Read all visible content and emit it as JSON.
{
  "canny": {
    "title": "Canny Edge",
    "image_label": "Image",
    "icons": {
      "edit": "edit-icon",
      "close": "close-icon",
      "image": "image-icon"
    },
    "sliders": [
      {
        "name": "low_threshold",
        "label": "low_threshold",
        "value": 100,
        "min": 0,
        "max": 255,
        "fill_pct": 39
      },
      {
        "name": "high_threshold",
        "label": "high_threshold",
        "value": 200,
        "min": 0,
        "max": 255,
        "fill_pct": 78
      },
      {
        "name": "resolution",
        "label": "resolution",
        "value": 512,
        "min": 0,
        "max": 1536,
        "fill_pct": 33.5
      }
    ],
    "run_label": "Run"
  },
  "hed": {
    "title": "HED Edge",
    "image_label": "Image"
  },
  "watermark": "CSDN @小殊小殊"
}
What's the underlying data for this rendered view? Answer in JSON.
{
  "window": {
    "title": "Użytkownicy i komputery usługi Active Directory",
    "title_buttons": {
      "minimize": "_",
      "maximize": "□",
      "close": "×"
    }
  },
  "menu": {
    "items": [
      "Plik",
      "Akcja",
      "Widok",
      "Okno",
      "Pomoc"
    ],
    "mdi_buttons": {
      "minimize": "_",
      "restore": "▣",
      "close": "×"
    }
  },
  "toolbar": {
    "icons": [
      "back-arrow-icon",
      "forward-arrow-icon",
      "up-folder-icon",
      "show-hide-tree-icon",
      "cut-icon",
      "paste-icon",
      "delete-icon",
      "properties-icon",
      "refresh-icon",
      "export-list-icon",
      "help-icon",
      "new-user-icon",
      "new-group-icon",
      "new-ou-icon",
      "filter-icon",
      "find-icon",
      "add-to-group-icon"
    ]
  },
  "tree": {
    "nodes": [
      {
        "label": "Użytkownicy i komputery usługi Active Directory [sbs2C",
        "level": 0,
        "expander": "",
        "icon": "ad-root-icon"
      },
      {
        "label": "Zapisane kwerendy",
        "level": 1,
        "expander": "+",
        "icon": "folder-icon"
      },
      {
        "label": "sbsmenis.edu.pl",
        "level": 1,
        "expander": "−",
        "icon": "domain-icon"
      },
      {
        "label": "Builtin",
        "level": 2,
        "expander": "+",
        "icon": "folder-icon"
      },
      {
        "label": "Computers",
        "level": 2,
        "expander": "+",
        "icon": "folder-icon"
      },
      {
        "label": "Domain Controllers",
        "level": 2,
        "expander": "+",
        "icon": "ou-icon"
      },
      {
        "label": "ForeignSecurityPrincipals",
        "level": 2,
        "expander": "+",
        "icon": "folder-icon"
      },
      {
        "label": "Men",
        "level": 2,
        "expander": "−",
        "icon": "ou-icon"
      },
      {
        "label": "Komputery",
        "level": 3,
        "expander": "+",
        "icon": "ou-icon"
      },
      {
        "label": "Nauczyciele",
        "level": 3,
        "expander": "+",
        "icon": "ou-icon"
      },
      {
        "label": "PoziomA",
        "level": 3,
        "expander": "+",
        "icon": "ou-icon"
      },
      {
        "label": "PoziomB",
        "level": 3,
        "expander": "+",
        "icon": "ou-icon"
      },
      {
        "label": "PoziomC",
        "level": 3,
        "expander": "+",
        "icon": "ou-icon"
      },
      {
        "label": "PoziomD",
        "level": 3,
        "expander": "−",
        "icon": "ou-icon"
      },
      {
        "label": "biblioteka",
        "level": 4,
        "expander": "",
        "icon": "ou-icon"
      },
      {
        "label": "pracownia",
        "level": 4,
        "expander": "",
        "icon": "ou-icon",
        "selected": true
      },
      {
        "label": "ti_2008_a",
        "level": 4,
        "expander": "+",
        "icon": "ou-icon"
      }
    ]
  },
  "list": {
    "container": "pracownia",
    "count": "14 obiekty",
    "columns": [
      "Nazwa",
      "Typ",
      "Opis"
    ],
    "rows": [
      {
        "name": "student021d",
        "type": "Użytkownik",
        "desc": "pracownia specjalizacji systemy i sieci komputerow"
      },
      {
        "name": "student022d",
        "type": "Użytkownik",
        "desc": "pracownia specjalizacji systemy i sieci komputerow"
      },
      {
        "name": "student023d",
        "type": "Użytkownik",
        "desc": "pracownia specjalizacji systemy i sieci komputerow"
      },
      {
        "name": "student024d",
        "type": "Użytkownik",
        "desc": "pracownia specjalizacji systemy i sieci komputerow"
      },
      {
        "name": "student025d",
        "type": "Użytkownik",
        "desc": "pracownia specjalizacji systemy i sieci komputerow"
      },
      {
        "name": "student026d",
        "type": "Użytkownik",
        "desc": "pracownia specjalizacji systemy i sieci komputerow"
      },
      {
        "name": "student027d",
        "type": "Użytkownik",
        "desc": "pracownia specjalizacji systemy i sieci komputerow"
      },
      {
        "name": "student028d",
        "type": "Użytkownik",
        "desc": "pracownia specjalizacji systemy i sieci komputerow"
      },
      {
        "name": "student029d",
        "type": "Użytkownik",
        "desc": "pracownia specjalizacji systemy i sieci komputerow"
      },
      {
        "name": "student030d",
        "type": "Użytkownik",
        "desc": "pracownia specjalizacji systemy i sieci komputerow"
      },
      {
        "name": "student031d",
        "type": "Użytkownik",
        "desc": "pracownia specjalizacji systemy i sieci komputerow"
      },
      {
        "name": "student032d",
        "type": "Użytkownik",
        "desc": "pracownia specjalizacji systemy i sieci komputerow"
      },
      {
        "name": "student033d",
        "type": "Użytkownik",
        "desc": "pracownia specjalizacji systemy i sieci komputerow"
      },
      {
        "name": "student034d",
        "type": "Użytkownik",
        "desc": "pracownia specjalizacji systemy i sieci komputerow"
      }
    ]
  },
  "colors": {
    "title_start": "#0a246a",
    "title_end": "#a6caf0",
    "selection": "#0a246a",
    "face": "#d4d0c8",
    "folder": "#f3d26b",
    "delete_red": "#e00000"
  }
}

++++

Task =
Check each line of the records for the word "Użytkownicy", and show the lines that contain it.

Response to the exercise =
    "title": "Użytkownicy i komputery usługi Active Directory",
        "label": "Użytkownicy i komputery usługi Active Directory [sbs2C",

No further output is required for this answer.